On top of the Pentagon’s $686 billion budget request was an additional $30 billion for non-defense agencies including the Department of Energy, which maintains the country’s nuclear weapons.

The budget request for the National Nuclear Security Administration, a semi-autonomous wing of the Department of Energy, was $15.09 billion, an increase of nearly $1.2 billion from last year’s proposal.

The Department of Energy said the money was needed to modernize and restore the country’s nuclear weapons complex. The Trump administration has called for an expansion of the U.S. low-yield nuclear weapons capability.

The budget request must be passed by Congress, which controls federal purse strings and rarely enacts presidential budgets.

Mackenzie Eaglen, an analyst at the American Enterprise Institute, a Washington think tank, said “this modest year-on-year increase will not allow the military to pursue anything resembling a rebuild along the lines touted by candidate Trump on the campaign trail to rapidly grow the Army, build a 350-ship Navy, and increase the combat Air Force.”


The Pentagon's budget request earmarks $10.7 billion for the purchase of 77 F-35 fighter jets made by Lockheed Martin Co LMT.N as well as $2 billion to purchase 24 Boeing Co BA.N F-18 Super Hornets.

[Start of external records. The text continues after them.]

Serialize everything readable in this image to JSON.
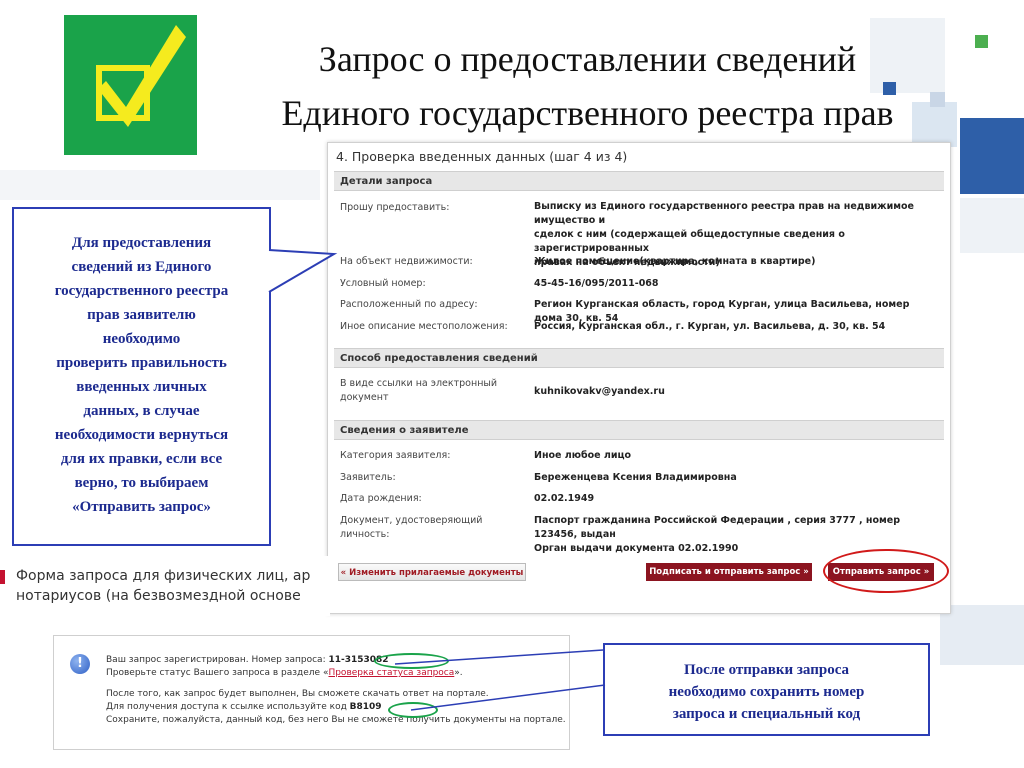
{
  "slide": {
    "title_line1": "Запрос о предоставлении сведений",
    "title_line2": "Единого государственного реестра прав"
  },
  "colors": {
    "logo_green": "#1aa34a",
    "check_yellow": "#f5eb1e",
    "callout_blue": "#2c3eb5",
    "button_red": "#8c1420"
  },
  "screenshot": {
    "step_title": "4. Проверка введенных данных (шаг 4 из 4)",
    "sections": {
      "details": "Детали запроса",
      "delivery": "Способ предоставления сведений",
      "applicant": "Сведения о заявителе"
    },
    "details": {
      "request_label": "Прошу предоставить:",
      "request_value": [
        "Выписку из Единого государственного реестра прав на недвижимое имущество и",
        "сделок с ним (содержащей общедоступные сведения о зарегистрированных",
        "правах на объект недвижимости)"
      ],
      "object_label": "На объект недвижимости:",
      "object_value": "Жилое помещение(квартира, комната в квартире)",
      "number_label": "Условный номер:",
      "number_value": "45-45-16/095/2011-068",
      "address_label": "Расположенный по адресу:",
      "address_value": "Регион Курганская область, город Курган, улица Васильева, номер дома 30, кв. 54",
      "location_label": "Иное описание местоположения:",
      "location_value": "Россия, Курганская обл., г. Курган, ул. Васильева, д. 30, кв. 54"
    },
    "delivery": {
      "link_label": [
        "В виде ссылки на электронный",
        "документ"
      ],
      "link_value": "kuhnikovakv@yandex.ru"
    },
    "applicant": {
      "category_label": "Категория заявителя:",
      "category_value": "Иное любое лицо",
      "name_label": "Заявитель:",
      "name_value": "Береженцева Ксения Владимировна",
      "birth_label": "Дата рождения:",
      "birth_value": "02.02.1949",
      "doc_label": "Документ, удостоверяющий личность:",
      "doc_value": [
        "Паспорт гражданина Российской Федерации , серия 3777 , номер 123456, выдан",
        "Орган выдачи документа 02.02.1990"
      ]
    },
    "buttons": {
      "change_docs": "« Изменить прилагаемые документы",
      "sign_send": "Подписать и отправить запрос »",
      "send": "Отправить запрос »"
    }
  },
  "callout_left": [
    "Для предоставления",
    "сведений из Единого",
    "государственного реестра",
    "прав заявителю",
    "необходимо",
    "проверить правильность",
    "введенных личных",
    "данных, в случае",
    "необходимости вернуться",
    "для их правки, если все",
    "верно, то выбираем",
    "«Отправить запрос»"
  ],
  "form_strip": {
    "line1": "Форма запроса для физических лиц, ар",
    "line2": "нотариусов (на безвозмездной основе"
  },
  "notice": {
    "line1_prefix": "Ваш запрос зарегистрирован. Номер запроса: ",
    "request_number": "11-3153082",
    "line2_prefix": "Проверьте статус Вашего запроса в разделе «",
    "status_link": "Проверка статуса запроса",
    "line2_suffix": "».",
    "line3": "После того, как запрос будет выполнен, Вы сможете скачать ответ на портале.",
    "line4_prefix": "Для получения доступа к ссылке используйте код ",
    "access_code": "B8109",
    "line5": "Сохраните, пожалуйста, данный код, без него Вы не сможете получить документы на портале."
  },
  "callout_right": [
    "После отправки запроса",
    "необходимо сохранить номер",
    "запроса и специальный код"
  ]
}
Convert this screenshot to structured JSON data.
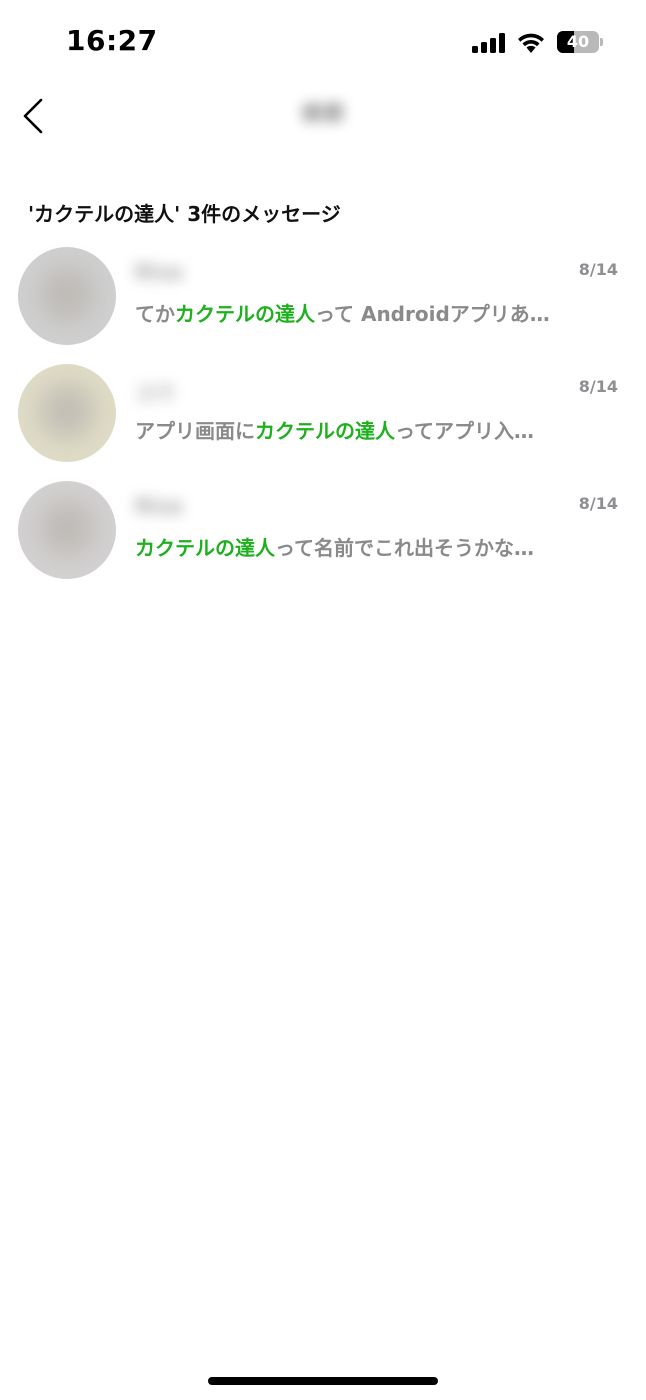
{
  "status_bar": {
    "time": "16:27",
    "battery_level": "40",
    "battery_fraction": 0.4,
    "icons": [
      "cellular-signal-icon",
      "wifi-icon",
      "battery-icon"
    ]
  },
  "nav": {
    "back_icon": "chevron-left-icon",
    "title": "検索"
  },
  "results_header": "'カクテルの達人' 3件のメッセージ",
  "colors": {
    "highlight": "#1fb01f",
    "snippet_text": "#8a8a8a",
    "date_text": "#8e8e93"
  },
  "results": [
    {
      "sender": "Risa",
      "date": "8/14",
      "avatar_color": "#cfcfcf",
      "snippet_before": "てか",
      "snippet_match": "カクテルの達人",
      "snippet_after": "って Androidアプリあ…"
    },
    {
      "sender": "ユウ",
      "date": "8/14",
      "avatar_color": "#dedbc6",
      "snippet_before": "アプリ画面に",
      "snippet_match": "カクテルの達人",
      "snippet_after": "ってアプリ入…"
    },
    {
      "sender": "Risa",
      "date": "8/14",
      "avatar_color": "#d2d0d0",
      "snippet_before": "",
      "snippet_match": "カクテルの達人",
      "snippet_after": "って名前でこれ出そうかな…"
    }
  ]
}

The Air Force said it decided against pursuing a competition to replace its Joint Surveillance Target Attack Radar System (JSTARS) battlefield management and control aircraft which involved Boeing, Lockheed Martin and Northrop Grumman NOC.N. Instead, the Air Force will look at a different array of sensors to track information from the battlefield.

The budget request for the Missile Defense Agency (MDA), the agency tasked with protecting the country from missile attacks, was $9.9 billion, which is up from the $7.8 billion funding request for fiscal 2018.

Last year, Reuters reported the Pentagon was evaluating the West Coast for new anti-missile defenses which would likely include the Terminal High Altitude Area Defense (THAAD) anti-ballistic missile system similar to those deployed in South Korea to protect against a potential North Korean attack.

On Monday, Gary Pennett, MDA’s director of operations, told reporters at the Pentagon there was no funding in fiscal 2019 or currently a plan to install THAAD on the West Coast.

The U.S. Navy's shipbuilding levels were in line with industry expectations including building three DDG-51 destroyers for $5.2 billion. Destroyers are built by General Dynamics Corp GD.N and Huntington Ingalls Industries HII.N.

The U.S. Army’s request earmarks funds to modernize 135 Abrams tanks. The 2018 budget requested the modernization of 56 of the General Dynamics-made vehicles.

As proposed spending for the Pentagon grew, 151 retired three- and four-star generals voiced their concerns on Monday about cuts to diplomacy and development spending and unfilled senior diplomatic positions.

“Today’s crises do not have military solutions alone,” the generals said in a letter to congressional leaders, opposing cuts in the international affairs budget.

Reporting by Mike Stone; Additional reporting by Timothy Gardner; Editing by Paul Simao